WHAT THE TASK ASKS :: Across these entries, count the lines holding the string "Corrector"; the number is the whole answer.
********
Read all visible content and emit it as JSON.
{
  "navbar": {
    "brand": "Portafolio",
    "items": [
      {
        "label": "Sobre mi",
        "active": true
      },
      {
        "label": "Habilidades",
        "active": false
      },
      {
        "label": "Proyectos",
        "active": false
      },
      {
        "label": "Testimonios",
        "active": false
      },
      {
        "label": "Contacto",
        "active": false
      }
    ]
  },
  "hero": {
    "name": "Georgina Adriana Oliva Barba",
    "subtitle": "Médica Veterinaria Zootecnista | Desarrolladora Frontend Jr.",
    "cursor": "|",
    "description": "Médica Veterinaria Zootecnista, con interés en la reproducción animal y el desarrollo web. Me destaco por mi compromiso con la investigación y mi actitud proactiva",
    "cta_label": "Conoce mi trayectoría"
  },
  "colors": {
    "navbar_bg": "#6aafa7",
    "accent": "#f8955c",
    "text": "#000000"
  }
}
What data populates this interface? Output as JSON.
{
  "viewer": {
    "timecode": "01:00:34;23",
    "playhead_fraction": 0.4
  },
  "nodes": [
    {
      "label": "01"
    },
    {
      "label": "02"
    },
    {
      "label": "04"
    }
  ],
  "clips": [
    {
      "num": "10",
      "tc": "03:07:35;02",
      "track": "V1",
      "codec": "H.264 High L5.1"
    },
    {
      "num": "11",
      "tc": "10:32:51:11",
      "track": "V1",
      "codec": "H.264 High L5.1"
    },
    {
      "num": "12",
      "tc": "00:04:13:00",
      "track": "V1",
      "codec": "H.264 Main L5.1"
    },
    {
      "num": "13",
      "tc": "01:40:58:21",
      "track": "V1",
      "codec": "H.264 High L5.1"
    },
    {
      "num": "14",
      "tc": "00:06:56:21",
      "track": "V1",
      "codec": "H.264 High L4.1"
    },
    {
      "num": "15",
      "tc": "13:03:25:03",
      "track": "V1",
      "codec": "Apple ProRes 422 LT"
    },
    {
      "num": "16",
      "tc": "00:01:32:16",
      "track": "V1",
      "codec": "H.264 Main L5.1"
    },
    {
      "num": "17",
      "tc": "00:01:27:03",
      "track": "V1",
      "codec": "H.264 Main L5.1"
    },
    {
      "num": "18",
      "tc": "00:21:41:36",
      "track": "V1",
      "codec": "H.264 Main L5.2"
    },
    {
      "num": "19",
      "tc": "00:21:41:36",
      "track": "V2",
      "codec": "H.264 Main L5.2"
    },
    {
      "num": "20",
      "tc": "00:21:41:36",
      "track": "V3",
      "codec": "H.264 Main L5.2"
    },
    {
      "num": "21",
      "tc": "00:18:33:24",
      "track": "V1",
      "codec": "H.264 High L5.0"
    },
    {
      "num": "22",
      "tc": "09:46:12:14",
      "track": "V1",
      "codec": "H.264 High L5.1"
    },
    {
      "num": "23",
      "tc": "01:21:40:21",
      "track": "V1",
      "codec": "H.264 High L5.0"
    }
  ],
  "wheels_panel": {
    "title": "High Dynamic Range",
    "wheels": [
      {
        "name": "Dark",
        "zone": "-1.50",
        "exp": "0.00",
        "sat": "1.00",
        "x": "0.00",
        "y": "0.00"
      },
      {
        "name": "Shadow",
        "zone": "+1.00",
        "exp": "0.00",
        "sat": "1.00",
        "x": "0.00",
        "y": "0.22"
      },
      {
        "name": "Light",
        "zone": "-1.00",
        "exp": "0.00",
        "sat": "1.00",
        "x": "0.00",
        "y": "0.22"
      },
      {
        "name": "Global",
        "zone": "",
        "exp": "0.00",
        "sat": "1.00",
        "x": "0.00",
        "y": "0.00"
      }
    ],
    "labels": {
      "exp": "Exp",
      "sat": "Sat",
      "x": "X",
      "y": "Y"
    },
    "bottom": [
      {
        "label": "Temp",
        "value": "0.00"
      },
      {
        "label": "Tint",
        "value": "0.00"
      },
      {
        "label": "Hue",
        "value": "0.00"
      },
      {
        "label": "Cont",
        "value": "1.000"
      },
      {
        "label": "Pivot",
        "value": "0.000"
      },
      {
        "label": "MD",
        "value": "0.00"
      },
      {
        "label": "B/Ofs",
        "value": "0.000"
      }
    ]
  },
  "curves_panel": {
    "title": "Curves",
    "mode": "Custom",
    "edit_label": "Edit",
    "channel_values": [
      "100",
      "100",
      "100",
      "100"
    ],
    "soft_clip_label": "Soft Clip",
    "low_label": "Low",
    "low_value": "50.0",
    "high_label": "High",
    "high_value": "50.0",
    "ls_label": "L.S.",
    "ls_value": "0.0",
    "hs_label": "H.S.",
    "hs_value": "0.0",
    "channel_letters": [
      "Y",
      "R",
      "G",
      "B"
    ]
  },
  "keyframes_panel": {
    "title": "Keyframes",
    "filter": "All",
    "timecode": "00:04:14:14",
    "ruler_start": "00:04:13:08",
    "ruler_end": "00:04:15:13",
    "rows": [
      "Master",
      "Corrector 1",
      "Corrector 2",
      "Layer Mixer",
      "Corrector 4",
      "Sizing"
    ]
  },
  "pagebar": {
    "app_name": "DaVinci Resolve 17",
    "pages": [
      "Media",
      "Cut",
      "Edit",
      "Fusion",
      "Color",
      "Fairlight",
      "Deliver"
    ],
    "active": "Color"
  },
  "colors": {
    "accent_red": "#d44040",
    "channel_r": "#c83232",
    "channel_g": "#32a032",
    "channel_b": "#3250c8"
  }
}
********
WRITTEN ANSWER :: 3